[Brief] Please copy out the lines in the entries that contain "Agents".
....
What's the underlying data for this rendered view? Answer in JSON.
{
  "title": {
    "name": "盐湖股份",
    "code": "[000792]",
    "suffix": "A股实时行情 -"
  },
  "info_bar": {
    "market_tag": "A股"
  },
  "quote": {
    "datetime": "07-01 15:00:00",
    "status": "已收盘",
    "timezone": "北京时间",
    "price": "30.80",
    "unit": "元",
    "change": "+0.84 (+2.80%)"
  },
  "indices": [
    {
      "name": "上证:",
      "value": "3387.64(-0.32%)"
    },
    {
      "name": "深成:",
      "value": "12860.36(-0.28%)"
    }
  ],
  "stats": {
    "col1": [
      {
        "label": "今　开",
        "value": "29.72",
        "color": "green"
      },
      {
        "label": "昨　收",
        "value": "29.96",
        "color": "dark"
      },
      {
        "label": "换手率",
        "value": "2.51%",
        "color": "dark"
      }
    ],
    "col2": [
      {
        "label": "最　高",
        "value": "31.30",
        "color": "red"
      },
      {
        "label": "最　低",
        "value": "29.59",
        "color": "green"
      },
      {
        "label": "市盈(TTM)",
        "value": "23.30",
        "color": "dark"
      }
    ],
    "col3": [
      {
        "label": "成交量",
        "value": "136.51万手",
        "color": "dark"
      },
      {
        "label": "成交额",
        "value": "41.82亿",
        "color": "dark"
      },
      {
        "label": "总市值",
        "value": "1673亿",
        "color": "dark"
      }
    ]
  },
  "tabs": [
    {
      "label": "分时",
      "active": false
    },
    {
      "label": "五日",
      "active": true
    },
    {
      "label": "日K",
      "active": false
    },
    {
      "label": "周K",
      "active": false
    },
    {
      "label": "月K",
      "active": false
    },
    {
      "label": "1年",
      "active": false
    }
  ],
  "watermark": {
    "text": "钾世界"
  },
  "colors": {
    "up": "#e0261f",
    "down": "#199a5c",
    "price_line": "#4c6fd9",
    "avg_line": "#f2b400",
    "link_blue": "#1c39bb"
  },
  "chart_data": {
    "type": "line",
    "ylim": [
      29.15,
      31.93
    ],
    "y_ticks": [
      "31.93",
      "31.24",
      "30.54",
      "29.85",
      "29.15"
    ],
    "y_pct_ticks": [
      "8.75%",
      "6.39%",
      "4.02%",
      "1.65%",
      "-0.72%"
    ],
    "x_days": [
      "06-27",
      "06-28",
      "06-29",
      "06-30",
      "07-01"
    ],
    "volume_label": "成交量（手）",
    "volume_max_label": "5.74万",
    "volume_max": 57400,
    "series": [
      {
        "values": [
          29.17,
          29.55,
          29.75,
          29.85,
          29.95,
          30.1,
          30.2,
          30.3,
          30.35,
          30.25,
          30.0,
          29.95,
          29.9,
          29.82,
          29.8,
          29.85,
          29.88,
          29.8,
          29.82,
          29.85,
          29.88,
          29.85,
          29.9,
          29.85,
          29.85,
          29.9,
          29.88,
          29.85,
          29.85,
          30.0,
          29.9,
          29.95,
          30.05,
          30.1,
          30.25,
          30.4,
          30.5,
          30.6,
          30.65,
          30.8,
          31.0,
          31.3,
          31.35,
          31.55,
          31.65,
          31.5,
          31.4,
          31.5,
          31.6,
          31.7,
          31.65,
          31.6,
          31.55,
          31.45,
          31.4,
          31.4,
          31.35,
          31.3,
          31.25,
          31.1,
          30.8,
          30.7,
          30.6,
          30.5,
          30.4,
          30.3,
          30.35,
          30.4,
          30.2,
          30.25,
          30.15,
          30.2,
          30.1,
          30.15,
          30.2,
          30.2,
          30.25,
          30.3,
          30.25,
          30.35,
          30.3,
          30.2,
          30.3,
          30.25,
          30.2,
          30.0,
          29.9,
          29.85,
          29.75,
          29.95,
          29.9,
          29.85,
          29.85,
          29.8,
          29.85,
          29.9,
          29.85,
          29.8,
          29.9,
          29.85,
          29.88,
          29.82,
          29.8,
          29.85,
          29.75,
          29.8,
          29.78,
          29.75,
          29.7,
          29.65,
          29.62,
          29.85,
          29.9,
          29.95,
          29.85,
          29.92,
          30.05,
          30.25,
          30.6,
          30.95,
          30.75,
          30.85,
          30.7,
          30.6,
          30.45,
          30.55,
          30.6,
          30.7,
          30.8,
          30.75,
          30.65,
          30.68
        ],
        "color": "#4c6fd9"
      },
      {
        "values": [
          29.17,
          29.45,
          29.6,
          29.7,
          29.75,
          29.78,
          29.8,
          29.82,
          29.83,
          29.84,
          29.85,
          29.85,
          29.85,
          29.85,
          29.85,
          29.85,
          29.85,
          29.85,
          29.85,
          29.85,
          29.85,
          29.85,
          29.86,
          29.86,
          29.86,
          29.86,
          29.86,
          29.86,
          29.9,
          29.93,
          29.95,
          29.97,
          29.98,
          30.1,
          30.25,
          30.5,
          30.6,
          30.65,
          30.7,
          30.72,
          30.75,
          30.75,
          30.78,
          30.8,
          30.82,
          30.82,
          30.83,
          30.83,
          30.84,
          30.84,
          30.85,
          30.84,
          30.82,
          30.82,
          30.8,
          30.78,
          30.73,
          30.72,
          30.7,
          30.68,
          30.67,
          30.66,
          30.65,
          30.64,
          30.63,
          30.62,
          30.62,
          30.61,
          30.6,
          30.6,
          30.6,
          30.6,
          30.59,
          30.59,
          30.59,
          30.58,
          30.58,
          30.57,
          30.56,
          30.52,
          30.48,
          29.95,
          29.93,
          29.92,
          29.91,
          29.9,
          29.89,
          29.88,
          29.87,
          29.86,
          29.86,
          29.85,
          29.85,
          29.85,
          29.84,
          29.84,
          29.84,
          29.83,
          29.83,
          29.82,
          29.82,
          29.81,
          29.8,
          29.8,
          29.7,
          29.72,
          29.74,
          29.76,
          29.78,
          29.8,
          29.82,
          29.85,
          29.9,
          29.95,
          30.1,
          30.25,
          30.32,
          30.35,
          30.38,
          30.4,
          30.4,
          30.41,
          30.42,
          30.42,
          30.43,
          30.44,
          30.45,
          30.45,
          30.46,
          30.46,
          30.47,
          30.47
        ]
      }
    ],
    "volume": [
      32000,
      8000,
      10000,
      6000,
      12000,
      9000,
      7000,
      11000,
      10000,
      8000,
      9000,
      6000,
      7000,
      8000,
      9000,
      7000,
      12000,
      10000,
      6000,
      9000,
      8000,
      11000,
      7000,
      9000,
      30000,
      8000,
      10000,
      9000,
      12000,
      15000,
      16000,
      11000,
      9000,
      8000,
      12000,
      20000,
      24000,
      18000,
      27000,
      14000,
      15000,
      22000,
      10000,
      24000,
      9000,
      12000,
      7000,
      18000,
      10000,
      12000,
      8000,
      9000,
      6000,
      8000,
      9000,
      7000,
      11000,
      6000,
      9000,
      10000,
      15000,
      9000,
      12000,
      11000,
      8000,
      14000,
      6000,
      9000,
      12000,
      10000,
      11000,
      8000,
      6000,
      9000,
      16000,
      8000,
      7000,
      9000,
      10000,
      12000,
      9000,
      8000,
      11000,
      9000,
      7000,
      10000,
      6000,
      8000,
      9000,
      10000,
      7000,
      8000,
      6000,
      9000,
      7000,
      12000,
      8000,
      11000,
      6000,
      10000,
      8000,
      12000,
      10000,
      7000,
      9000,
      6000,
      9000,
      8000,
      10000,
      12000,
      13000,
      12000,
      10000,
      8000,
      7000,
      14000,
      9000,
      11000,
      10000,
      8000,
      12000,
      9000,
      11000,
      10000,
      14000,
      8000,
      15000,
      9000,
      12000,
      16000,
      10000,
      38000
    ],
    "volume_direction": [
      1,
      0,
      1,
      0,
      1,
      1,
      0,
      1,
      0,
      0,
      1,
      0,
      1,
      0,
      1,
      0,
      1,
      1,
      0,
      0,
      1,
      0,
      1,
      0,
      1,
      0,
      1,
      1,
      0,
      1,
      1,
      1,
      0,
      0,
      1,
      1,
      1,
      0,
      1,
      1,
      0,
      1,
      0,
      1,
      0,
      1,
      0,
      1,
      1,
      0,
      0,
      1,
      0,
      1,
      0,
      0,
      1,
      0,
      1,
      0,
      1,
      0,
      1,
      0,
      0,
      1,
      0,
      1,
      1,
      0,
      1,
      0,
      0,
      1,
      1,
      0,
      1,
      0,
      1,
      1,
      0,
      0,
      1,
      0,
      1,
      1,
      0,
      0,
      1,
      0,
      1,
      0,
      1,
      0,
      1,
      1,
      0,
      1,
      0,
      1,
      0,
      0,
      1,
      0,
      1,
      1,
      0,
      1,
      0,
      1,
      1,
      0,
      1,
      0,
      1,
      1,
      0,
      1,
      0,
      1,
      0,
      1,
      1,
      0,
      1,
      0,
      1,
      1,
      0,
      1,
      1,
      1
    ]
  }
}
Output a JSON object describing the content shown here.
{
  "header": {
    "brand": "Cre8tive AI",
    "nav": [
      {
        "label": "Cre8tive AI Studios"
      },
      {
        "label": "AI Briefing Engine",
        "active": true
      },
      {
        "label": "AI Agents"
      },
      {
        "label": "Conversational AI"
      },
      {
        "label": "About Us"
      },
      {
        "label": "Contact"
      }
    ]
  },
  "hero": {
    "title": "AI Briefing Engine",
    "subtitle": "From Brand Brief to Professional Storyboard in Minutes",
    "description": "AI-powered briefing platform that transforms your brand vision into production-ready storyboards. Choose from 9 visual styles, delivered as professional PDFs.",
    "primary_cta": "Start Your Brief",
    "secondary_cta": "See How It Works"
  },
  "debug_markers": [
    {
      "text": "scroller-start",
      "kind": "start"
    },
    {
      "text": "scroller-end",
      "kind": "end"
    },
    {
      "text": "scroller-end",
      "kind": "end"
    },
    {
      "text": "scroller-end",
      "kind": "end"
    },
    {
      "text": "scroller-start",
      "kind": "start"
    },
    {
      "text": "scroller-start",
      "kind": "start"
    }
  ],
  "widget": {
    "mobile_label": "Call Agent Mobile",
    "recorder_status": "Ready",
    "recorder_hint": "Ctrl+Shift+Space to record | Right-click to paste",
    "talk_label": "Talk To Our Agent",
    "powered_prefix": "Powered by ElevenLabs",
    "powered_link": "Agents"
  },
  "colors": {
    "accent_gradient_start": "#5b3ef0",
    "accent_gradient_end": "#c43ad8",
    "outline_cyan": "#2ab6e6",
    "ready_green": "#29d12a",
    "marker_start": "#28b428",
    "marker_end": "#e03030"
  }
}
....
[Response box]
        "label": "AI Agents"
    "powered_link": "Agents"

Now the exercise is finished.